Among the many castles dotting the tree-flanked Mosane valley is the outstanding Domaine de Freÿr, near Hastière. Overlooking one of the most idyllic stretches of the river, the stately home was recently restored and transformed into a sustainable estate. Dating from the 14th century, the family-owned stately home has fine terraced gardens, water features, a 6km labyrinth, an ancient orangery and an 18th-century summer folly.

Stroll around the splendid grounds of the Solvay Regional Domain- Château de la Hulpe in Brabant Walloon. Rare trees, plants, shrubs and rhododendron bushes are among its horticultural treasures.
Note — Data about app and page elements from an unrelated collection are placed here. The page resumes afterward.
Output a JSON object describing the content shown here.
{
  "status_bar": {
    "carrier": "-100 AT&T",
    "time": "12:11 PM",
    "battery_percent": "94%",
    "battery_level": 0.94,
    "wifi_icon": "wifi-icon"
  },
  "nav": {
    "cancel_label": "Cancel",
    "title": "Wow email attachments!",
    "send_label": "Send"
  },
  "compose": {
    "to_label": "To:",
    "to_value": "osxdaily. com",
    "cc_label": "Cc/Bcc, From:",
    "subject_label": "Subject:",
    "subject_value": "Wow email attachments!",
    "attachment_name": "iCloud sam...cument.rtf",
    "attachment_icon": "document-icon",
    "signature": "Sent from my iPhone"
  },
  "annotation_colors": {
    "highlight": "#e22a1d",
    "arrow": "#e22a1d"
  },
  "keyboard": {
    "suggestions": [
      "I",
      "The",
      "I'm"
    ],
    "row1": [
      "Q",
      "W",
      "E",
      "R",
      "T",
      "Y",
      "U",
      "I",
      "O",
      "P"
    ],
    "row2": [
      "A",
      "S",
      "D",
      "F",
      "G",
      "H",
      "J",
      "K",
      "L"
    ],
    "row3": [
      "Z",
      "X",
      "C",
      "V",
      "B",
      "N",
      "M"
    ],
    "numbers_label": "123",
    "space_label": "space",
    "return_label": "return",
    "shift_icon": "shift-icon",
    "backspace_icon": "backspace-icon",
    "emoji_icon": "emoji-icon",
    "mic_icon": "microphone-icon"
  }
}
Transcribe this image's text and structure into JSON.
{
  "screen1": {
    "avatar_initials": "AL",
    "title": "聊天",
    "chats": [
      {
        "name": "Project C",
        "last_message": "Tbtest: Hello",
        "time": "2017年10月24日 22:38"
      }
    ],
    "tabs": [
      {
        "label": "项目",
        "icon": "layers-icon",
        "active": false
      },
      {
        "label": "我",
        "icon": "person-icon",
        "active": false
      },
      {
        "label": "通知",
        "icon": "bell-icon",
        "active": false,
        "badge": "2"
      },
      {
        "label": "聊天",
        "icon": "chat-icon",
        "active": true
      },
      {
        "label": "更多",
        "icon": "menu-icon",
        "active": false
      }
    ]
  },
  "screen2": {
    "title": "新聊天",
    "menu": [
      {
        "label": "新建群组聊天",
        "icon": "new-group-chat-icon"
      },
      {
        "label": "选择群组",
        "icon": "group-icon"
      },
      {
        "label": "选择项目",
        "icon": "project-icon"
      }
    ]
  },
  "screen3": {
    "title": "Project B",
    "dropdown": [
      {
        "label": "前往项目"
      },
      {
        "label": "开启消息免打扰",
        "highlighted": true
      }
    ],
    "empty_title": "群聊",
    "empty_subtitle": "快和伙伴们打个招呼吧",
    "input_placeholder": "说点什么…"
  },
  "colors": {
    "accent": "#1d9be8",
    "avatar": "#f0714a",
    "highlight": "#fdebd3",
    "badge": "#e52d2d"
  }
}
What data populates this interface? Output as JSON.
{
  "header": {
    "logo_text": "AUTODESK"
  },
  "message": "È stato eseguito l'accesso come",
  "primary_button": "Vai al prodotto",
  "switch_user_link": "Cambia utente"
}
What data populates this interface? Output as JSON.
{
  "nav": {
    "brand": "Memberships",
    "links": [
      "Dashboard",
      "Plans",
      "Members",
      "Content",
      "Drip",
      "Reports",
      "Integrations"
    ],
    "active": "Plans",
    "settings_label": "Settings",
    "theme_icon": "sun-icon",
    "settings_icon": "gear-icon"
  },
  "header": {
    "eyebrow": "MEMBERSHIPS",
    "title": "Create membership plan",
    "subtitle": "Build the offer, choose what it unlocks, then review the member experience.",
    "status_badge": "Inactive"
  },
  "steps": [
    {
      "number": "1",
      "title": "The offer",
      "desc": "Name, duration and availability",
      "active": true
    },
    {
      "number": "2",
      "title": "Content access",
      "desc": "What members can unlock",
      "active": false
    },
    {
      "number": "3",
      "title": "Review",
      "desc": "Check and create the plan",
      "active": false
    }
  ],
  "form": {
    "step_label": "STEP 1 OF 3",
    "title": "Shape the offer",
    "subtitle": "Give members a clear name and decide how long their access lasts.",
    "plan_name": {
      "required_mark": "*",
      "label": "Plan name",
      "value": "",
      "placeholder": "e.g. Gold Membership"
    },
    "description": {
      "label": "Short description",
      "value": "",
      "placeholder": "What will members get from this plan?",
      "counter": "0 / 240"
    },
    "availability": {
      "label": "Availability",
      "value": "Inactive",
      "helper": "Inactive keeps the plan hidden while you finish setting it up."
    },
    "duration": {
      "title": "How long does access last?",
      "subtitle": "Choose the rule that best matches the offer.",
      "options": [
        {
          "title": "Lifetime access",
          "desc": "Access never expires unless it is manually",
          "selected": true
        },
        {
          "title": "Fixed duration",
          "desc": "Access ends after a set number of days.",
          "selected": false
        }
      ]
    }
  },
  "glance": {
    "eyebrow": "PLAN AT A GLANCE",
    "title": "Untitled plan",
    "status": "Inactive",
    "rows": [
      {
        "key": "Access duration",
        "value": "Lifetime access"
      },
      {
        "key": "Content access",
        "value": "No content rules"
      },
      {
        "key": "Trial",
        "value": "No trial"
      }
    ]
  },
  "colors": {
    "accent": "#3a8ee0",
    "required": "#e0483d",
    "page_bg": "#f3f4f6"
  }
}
Created in the 19th century from a corner of the Sonian Forest, the property was bought by the industrialist Ernest Solvay is 1893. His grand-son bequeathed it to the Belgian state In 1968. The spacious grounds are ideal for family visits.

This article was updated in August 2023.

Photos: Garden Tales ©Civa; Doode Bemde ©Lander Loeckx; Parc de Furfooz WBT ©Denis Closon; Annevoie ©Daniel Fouss 

Written by The Bulletin



This article would have been great to have read at the beginning of the summer not just as it ends and the rain and cold set in!!! When you plan to give us info think about the seasons of the year as well.

Aug 30, 2023 10:06